Hungary has Christmas traditions that are unique for us Americans. One of our favorite new traditions is December 6, Nicholas’ day. Here, everyone’s name is somewhere on the yearly calendar to celebrate a “name day.” This is a special day in addition to your birthday. Nicholas’s name is on December 6, therefore he is celebrated and remembered on this day, just as in many other countries he is also honored on this day. Here his name is Mikulash. Some families have grandpa dress up like St. Nick to visit their children, or you can “hire” someone to come to your house. I always see the signs with a phone number to call, but haven’t tried the personal Santa visit. He did show up at Elizabeth’s kindergarten class, and she insisted that he was the REAL one! (He had a real white beard and red clothes) Olivia wants to see him too, so we will try to track him down at the local mall.

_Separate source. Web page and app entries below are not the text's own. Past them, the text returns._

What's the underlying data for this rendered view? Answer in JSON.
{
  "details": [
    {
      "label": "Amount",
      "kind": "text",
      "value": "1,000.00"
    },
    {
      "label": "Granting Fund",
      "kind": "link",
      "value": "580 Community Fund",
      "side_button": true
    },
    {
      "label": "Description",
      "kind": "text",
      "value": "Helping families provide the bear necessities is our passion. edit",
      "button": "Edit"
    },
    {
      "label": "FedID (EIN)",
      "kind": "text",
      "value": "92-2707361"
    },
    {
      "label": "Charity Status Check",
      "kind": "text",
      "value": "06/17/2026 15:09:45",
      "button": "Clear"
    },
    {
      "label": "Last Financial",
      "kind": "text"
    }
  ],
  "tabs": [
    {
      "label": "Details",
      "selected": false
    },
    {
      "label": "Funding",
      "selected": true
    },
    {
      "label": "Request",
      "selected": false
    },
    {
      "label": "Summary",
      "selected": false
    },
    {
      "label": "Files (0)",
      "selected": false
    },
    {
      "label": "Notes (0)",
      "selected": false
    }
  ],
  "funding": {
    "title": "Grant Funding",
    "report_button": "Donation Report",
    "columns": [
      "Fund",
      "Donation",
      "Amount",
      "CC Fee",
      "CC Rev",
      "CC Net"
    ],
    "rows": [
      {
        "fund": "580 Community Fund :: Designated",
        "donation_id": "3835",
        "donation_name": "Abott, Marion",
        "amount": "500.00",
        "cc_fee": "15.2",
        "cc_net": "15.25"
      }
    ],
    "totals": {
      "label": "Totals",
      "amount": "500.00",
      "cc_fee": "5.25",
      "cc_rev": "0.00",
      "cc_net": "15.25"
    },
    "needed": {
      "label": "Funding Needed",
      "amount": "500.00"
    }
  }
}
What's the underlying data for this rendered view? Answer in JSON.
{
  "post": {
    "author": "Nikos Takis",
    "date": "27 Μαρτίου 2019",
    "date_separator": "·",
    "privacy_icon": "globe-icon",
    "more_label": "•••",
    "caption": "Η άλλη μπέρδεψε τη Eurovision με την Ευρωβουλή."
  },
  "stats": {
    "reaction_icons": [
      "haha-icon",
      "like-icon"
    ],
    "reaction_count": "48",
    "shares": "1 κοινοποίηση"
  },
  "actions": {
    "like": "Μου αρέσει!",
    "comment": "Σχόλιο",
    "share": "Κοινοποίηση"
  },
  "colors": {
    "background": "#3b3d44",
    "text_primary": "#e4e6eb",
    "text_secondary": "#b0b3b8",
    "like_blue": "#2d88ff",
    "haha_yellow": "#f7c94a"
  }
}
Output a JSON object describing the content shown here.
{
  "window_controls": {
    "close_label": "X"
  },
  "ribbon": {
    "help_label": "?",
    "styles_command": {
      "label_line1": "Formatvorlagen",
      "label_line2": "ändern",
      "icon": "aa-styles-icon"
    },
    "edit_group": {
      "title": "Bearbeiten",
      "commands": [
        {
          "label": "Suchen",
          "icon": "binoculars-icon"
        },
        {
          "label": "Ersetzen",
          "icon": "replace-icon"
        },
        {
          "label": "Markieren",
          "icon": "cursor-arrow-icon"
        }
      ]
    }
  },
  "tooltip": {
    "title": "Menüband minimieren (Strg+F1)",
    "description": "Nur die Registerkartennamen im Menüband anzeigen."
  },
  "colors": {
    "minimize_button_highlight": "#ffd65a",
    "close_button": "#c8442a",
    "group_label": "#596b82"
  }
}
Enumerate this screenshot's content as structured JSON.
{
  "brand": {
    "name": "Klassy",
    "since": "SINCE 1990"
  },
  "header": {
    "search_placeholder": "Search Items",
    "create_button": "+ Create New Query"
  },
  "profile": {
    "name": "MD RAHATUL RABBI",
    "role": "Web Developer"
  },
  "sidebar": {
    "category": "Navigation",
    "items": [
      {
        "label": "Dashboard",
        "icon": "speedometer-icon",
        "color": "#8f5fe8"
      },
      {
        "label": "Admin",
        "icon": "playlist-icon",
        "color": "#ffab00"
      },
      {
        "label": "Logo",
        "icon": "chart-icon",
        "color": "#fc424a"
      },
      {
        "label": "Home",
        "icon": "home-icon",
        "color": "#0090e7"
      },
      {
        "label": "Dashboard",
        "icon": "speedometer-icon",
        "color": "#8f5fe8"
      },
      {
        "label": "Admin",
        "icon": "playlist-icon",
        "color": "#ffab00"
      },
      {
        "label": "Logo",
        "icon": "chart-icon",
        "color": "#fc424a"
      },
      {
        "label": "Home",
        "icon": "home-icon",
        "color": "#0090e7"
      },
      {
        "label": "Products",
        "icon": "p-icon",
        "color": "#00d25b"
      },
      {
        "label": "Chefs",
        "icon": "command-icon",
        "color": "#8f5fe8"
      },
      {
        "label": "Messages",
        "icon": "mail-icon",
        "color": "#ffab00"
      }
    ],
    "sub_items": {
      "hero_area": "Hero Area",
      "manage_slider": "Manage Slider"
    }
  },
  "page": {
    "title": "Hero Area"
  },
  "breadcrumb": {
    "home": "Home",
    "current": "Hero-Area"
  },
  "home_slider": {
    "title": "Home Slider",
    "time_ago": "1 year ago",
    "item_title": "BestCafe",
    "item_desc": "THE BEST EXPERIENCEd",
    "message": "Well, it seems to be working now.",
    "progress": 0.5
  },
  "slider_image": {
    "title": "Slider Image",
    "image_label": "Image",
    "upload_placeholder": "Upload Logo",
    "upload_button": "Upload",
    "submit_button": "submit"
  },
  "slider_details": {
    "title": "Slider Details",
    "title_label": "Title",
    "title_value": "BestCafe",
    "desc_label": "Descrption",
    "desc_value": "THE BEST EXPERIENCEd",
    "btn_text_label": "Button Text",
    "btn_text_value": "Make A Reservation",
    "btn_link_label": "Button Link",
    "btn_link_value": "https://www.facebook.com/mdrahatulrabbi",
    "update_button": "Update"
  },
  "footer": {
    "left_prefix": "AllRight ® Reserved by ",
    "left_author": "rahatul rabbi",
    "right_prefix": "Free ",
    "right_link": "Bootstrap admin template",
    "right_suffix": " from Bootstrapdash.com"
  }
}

The children put their clean boots outside on the window sill and go to bed in hopes of getting candy in the morning from Mikulash, rather than the “switch.” There is actually a golden stick you can buy in the stores for this very occasion. And just to be funny, I bought four golden sticks this year to put in their boots. It is such fun to see the kids’ faces when they find their boots in the morning!

As a family, we have enjoyed reading the true story about the real St. Nicholas, a man from Lycia and a bishop of Myra. Voice of the Martyrs has published a wonderful book that chronicles his life – his desire to share his riches with the poor, his desire to serve God, and his desire to preserve and preach the truth about Jesus Christ. He was imprisoned under the Roman ruler Diocletian for refusing to bow to him. He chose to worship God alone and stayed in prison.He endured years of imprisonment and persecution because of his faith, and was released when Diocletian died and Constantine came to power. Constantine was a Christian, and he released all the Christians who had been imprisoned. The story inspires us to pray for those who are being persecuted today around the world, and to live boldly for Christ. It’s good to remember Nicholas. The real story certainly points us to Jesus, and that is worth celebrating.

(The Story of St. Nicholas, More Than Reindeer and a Red Suit, by Cheryl Odden, published by Voice of the Martyrs)